WHEN tetany occurs in a patient soon after surgery on the thyroid or parathyroid glands, hypocalcemia is immediately suspected. However, the diagnosis of hypoparathyroidism is not always so obvious, and many such patients have neurological symptoms such as seizures, increased intracranial pressure, or chorea as the primary manifestations of their hypocalcemia. Major reviews of this subject fail to stress this point.1,2
This report was prompted by the recent study of two patients who presented with neurologic symptoms and later proved to have hypoparathyroidism. These two cases will be reported in detail, and the neurological manifestations in 40 additional patients with hypoparathyroidism seen at this institution since 1944 will be presented.
Material and Methods

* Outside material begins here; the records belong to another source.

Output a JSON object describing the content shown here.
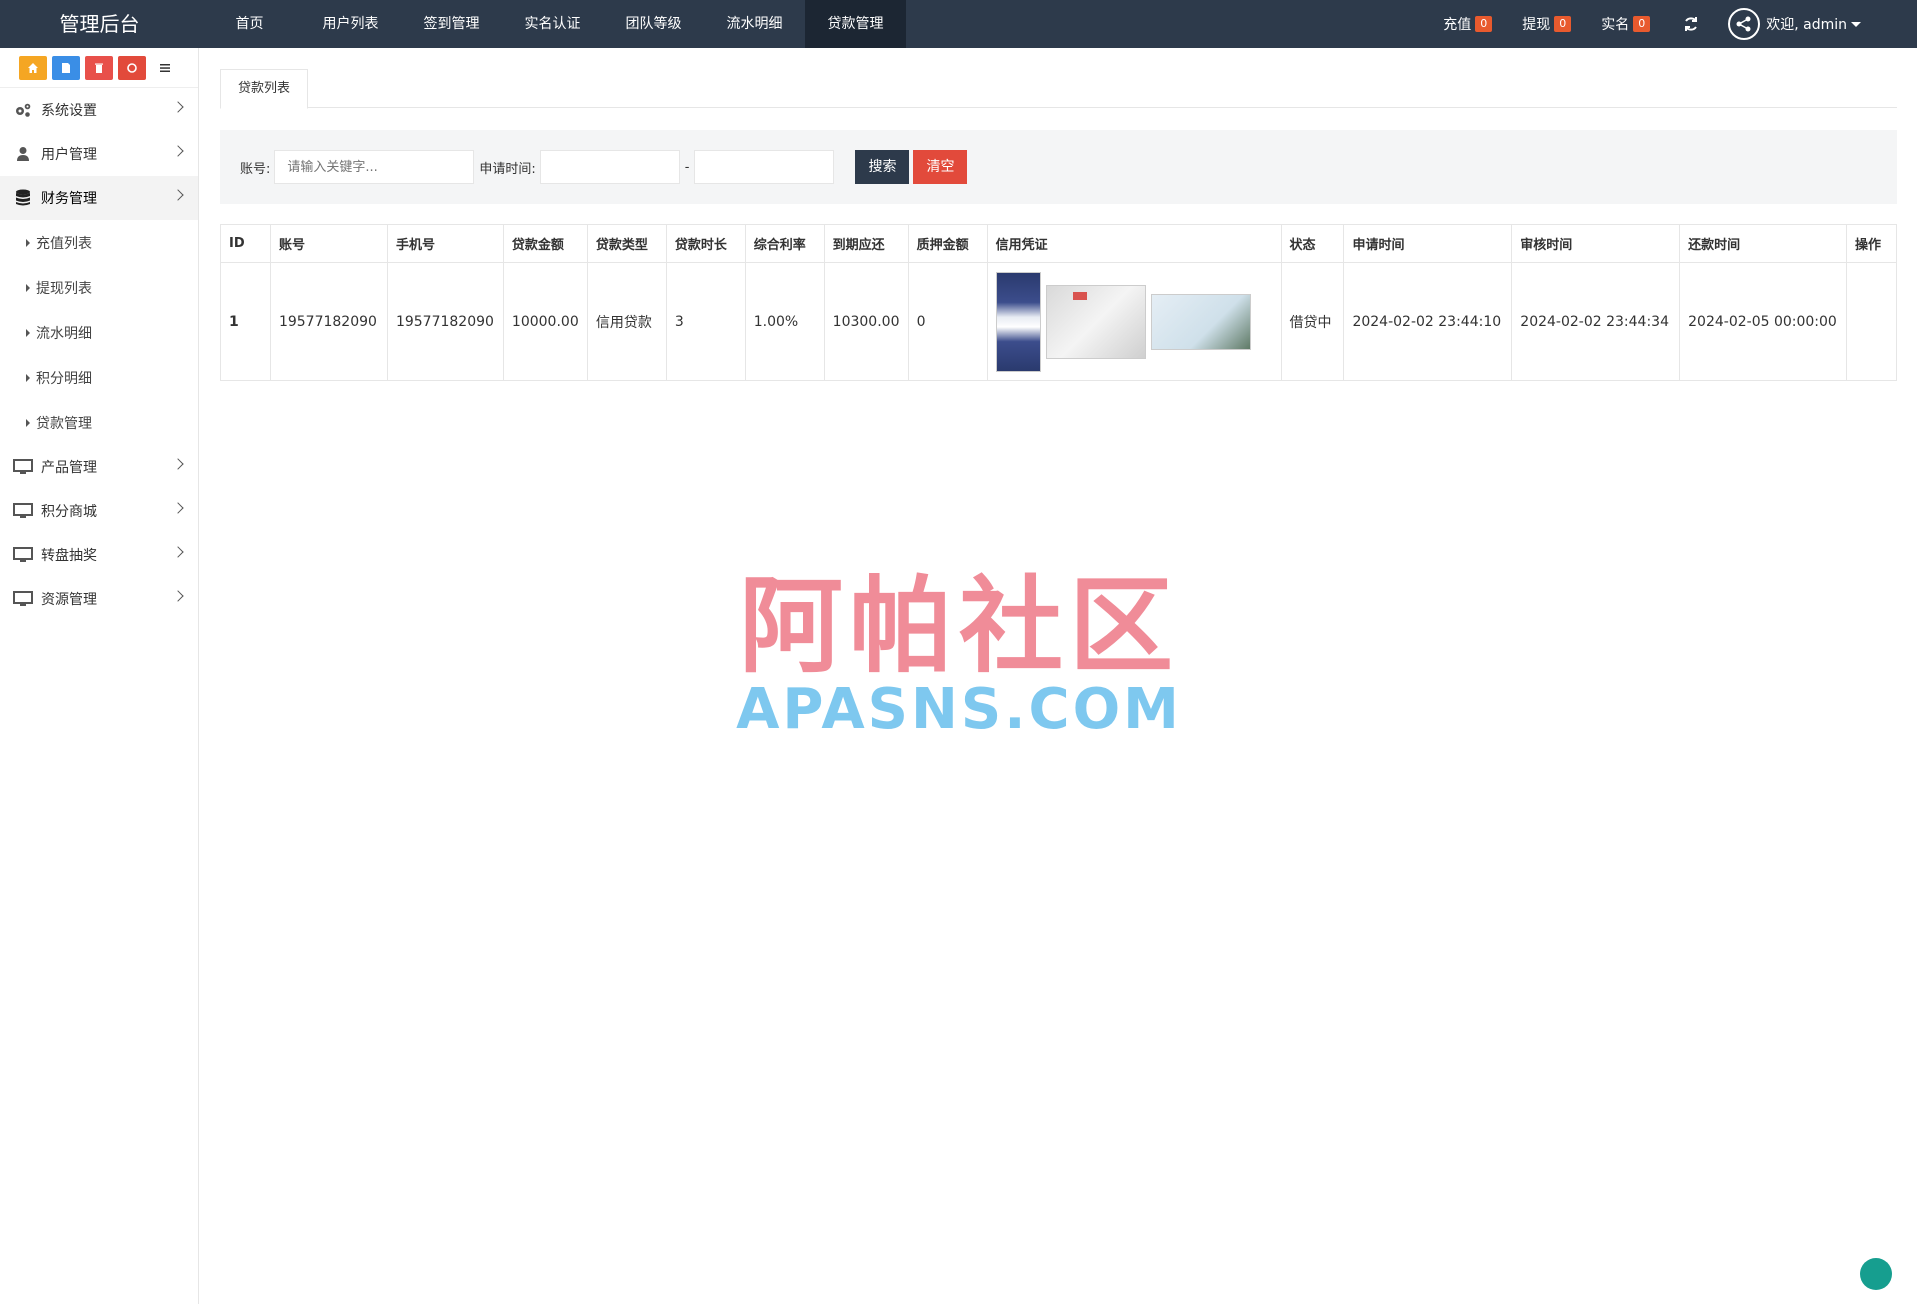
{
  "app": {
    "title": "管理后台"
  },
  "topnav": [
    {
      "label": "首页"
    },
    {
      "label": "用户列表"
    },
    {
      "label": "签到管理"
    },
    {
      "label": "实名认证"
    },
    {
      "label": "团队等级"
    },
    {
      "label": "流水明细"
    },
    {
      "label": "贷款管理",
      "active": true
    }
  ],
  "stats": [
    {
      "label": "充值",
      "count": "0"
    },
    {
      "label": "提现",
      "count": "0"
    },
    {
      "label": "实名",
      "count": "0"
    }
  ],
  "user": {
    "welcome": "欢迎, admin"
  },
  "sidebar": {
    "quick_buttons": [
      "home-icon",
      "file-icon",
      "trash-icon",
      "recycle-icon",
      "list-icon"
    ],
    "menu": [
      {
        "label": "系统设置",
        "icon": "gears-icon"
      },
      {
        "label": "用户管理",
        "icon": "user-icon"
      },
      {
        "label": "财务管理",
        "icon": "database-icon",
        "active": true
      },
      {
        "label": "产品管理",
        "icon": "monitor-icon"
      },
      {
        "label": "积分商城",
        "icon": "monitor-icon"
      },
      {
        "label": "转盘抽奖",
        "icon": "monitor-icon"
      },
      {
        "label": "资源管理",
        "icon": "monitor-icon"
      }
    ],
    "submenu": [
      {
        "label": "充值列表"
      },
      {
        "label": "提现列表"
      },
      {
        "label": "流水明细"
      },
      {
        "label": "积分明细"
      },
      {
        "label": "贷款管理"
      }
    ]
  },
  "tabs": [
    {
      "label": "贷款列表"
    }
  ],
  "search": {
    "account_label": "账号:",
    "account_placeholder": "请输入关键字...",
    "time_label": "申请时间:",
    "dash": "-",
    "search_button": "搜索",
    "clear_button": "清空"
  },
  "table": {
    "headers": [
      "ID",
      "账号",
      "手机号",
      "贷款金额",
      "贷款类型",
      "贷款时长",
      "综合利率",
      "到期应还",
      "质押金额",
      "信用凭证",
      "状态",
      "申请时间",
      "审核时间",
      "还款时间",
      "操作"
    ],
    "rows": [
      {
        "id": "1",
        "account": "19577182090",
        "phone": "19577182090",
        "amount": "10000.00",
        "type": "信用贷款",
        "duration": "3",
        "rate": "1.00%",
        "due": "10300.00",
        "pledge": "0",
        "status": "借贷中",
        "apply_time": "2024-02-02 23:44:10",
        "review_time": "2024-02-02 23:44:34",
        "repay_time": "2024-02-05 00:00:00",
        "action": ""
      }
    ]
  },
  "watermark": {
    "cn": "阿帕社区",
    "en": "APASNS.COM"
  },
  "colors": {
    "navbar": "#2d3a4b",
    "badge": "#e85a2e",
    "clear": "#e24a3b",
    "float": "#169e8f"
  }
}
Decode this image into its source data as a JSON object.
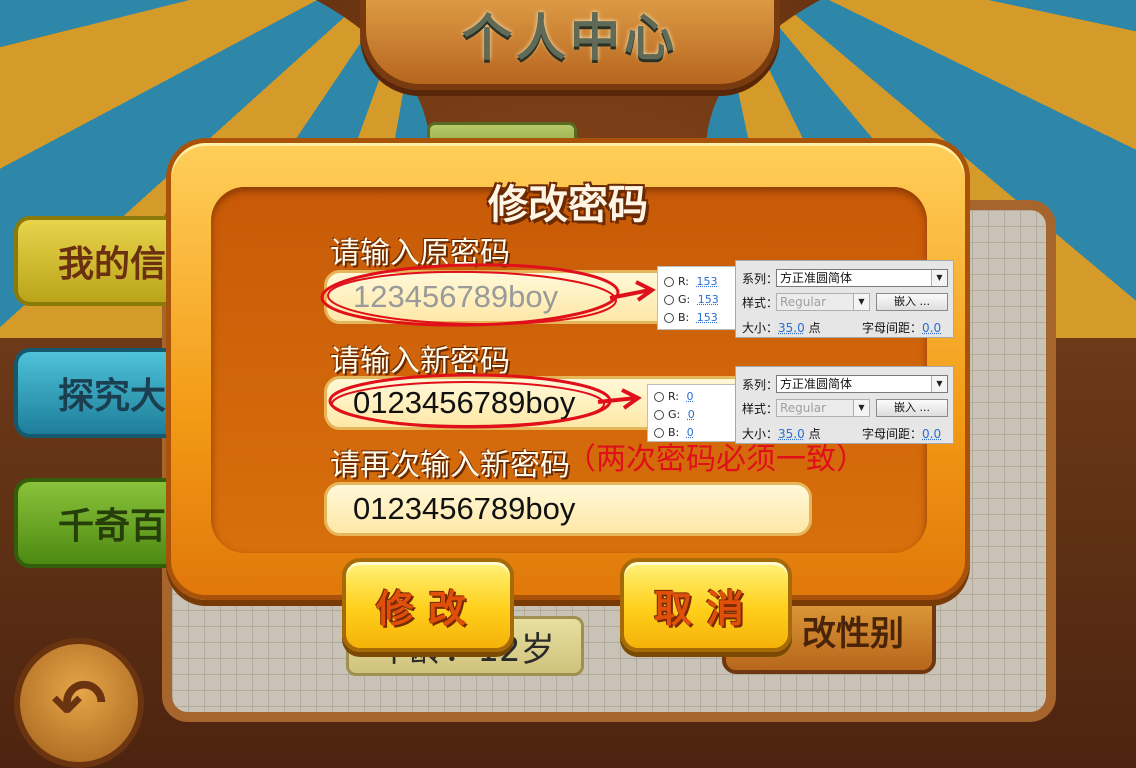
{
  "scene": {
    "title": "个人中心",
    "side_buttons": [
      "我的信",
      "探究大",
      "千奇百"
    ],
    "age_text": "年龄：12岁",
    "gender_button": "改性别",
    "back_icon": "↶"
  },
  "dialog": {
    "title": "修改密码",
    "old_password_label": "请输入原密码",
    "old_password_value": "123456789boy",
    "new_password_label": "请输入新密码",
    "new_password_value": "0123456789boy",
    "confirm_password_label": "请再次输入新密码",
    "confirm_password_value": "0123456789boy",
    "note": "（两次密码必须一致）",
    "modify_button": "修改",
    "cancel_button": "取消"
  },
  "font_specs": [
    {
      "rgb": {
        "r": "153",
        "g": "153",
        "b": "153"
      },
      "family_label": "系列：",
      "family": "方正准圆简体",
      "style_label": "样式：",
      "style": "Regular",
      "embed_button": "嵌入 ...",
      "size_label": "大小：",
      "size": "35.0",
      "size_unit": "点",
      "spacing_label": "字母间距：",
      "spacing": "0.0"
    },
    {
      "rgb": {
        "r": "0",
        "g": "0",
        "b": "0"
      },
      "family_label": "系列：",
      "family": "方正准圆简体",
      "style_label": "样式：",
      "style": "Regular",
      "embed_button": "嵌入 ...",
      "size_label": "大小：",
      "size": "35.0",
      "size_unit": "点",
      "spacing_label": "字母间距：",
      "spacing": "0.0"
    }
  ],
  "colors": {
    "annotation_red": "#e0101a",
    "placeholder_gray": "#999999",
    "dialog_orange": "#f39a16"
  }
}
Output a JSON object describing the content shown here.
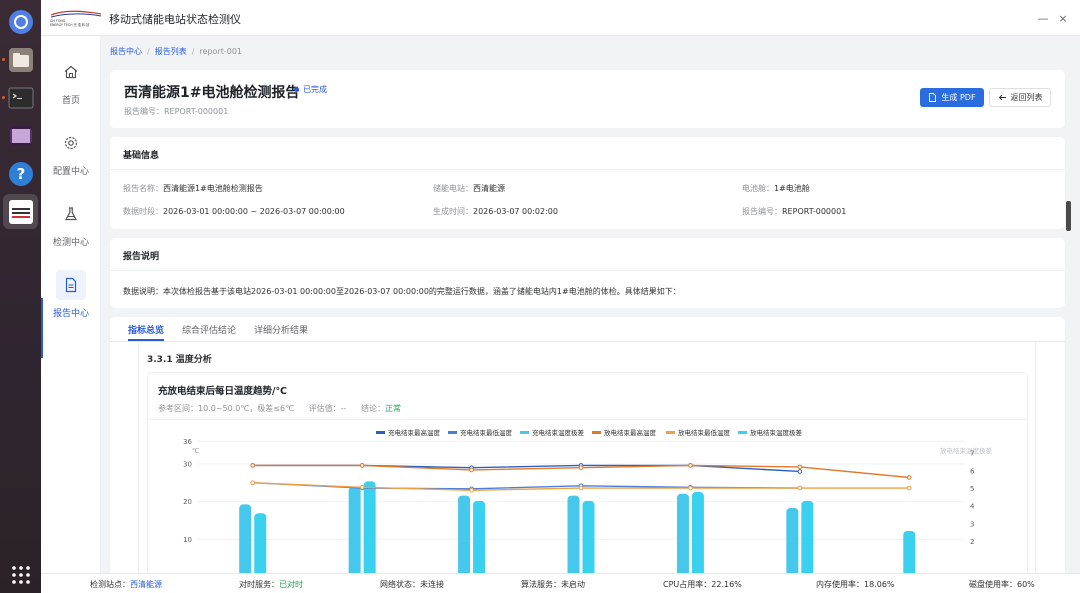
{
  "app": {
    "title": "移动式储能电站状态检测仪",
    "logo_text": "GH TONG ENERGY TECH 光 浩 科 技",
    "minimize": "—",
    "close": "×"
  },
  "nav": {
    "items": [
      {
        "label": "首页",
        "icon": "home-icon"
      },
      {
        "label": "配置中心",
        "icon": "gear-icon"
      },
      {
        "label": "检测中心",
        "icon": "flask-icon"
      },
      {
        "label": "报告中心",
        "icon": "document-icon"
      }
    ],
    "active": "报告中心"
  },
  "breadcrumb": {
    "items": [
      "报告中心",
      "报告列表",
      "report-001"
    ],
    "sep": "/"
  },
  "header": {
    "title": "西清能源1#电池舱检测报告",
    "status": "已完成",
    "code": "报告编号：REPORT-000001",
    "pdf_button": "生成 PDF",
    "back_button": "返回列表"
  },
  "basic_info": {
    "title": "基础信息",
    "fields": [
      {
        "label": "报告名称：",
        "value": "西清能源1#电池舱检测报告"
      },
      {
        "label": "储能电站：",
        "value": "西清能源"
      },
      {
        "label": "电池舱：",
        "value": "1#电池舱"
      },
      {
        "label": "数据时段：",
        "value": "2026-03-01 00:00:00 ~ 2026-03-07 00:00:00"
      },
      {
        "label": "生成时间：",
        "value": "2026-03-07 00:02:00"
      },
      {
        "label": "报告编号：",
        "value": "REPORT-000001"
      }
    ]
  },
  "description": {
    "title": "报告说明",
    "text": "数据说明：本次体检报告基于该电站2026-03-01 00:00:00至2026-03-07 00:00:00的完整运行数据，涵盖了储能电站内1#电池舱的体检。具体结果如下："
  },
  "tabs": {
    "items": [
      "指标总览",
      "综合评估结论",
      "详细分析结果"
    ],
    "active": "指标总览"
  },
  "section": {
    "title": "3.3.1 温度分析"
  },
  "chart_card": {
    "title": "充放电结束后每日温度趋势/℃",
    "ref_label": "参考区间：",
    "ref_value": "10.0~50.0℃，极差≤6℃",
    "eval_label": "评估值：",
    "eval_value": "--",
    "conclusion_label": "结论：",
    "conclusion_value": "正常"
  },
  "chart_data": {
    "type": "line",
    "left_axis": {
      "unit": "℃",
      "ticks": [
        10,
        20,
        30,
        36
      ],
      "range": [
        0,
        36
      ]
    },
    "right_axis": {
      "name": "放电结束温度极差",
      "ticks": [
        2,
        3,
        4,
        5,
        6,
        7
      ],
      "range": [
        0,
        7
      ]
    },
    "days": 7,
    "series": [
      {
        "name": "充电结束最高温度",
        "kind": "line",
        "axis": "left",
        "color": "#2f5fc4",
        "values": [
          29.6,
          29.6,
          29.0,
          29.6,
          29.6,
          28.0
        ]
      },
      {
        "name": "充电结束最低温度",
        "kind": "line",
        "axis": "left",
        "color": "#4a7fd8",
        "values": [
          25.0,
          23.6,
          23.4,
          24.2,
          23.8,
          23.6
        ]
      },
      {
        "name": "充电结束温度极差",
        "kind": "bar",
        "axis": "right",
        "color": "#46c8ec",
        "values": [
          4.1,
          5.1,
          4.6,
          4.6,
          4.7,
          3.9
        ]
      },
      {
        "name": "放电结束最高温度",
        "kind": "line",
        "axis": "left",
        "color": "#e07a28",
        "values": [
          29.6,
          29.6,
          28.4,
          29.0,
          29.6,
          29.2,
          26.4
        ]
      },
      {
        "name": "放电结束最低温度",
        "kind": "line",
        "axis": "left",
        "color": "#f0a142",
        "values": [
          25.0,
          23.8,
          23.0,
          23.6,
          23.6,
          23.6,
          23.6
        ]
      },
      {
        "name": "放电结束温度极差",
        "kind": "bar",
        "axis": "right",
        "color": "#3ad0f0",
        "values": [
          3.6,
          5.4,
          4.3,
          4.3,
          4.8,
          4.3,
          2.6
        ]
      }
    ]
  },
  "statusbar": {
    "station_label": "检测站点：",
    "station_value": "西清能源",
    "time_label": "对时服务：",
    "time_value": "已对时",
    "net_label": "网络状态：",
    "net_value": "未连接",
    "algo_label": "算法服务：",
    "algo_value": "未启动",
    "cpu_label": "CPU占用率：",
    "cpu_value": "22.16%",
    "mem_label": "内存使用率：",
    "mem_value": "18.06%",
    "disk_label": "磁盘使用率：",
    "disk_value": "60%"
  }
}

The records of all patients discharged from The University of Texas Medical Branch Hospitals between 1944 and 1963 with diagnoses of tetany, idiopathic hypoparathyroidism, pseudohypoparathyroidism, and postsurgical hypoparathyroidism were reviewed. The diagnosis of idiopathic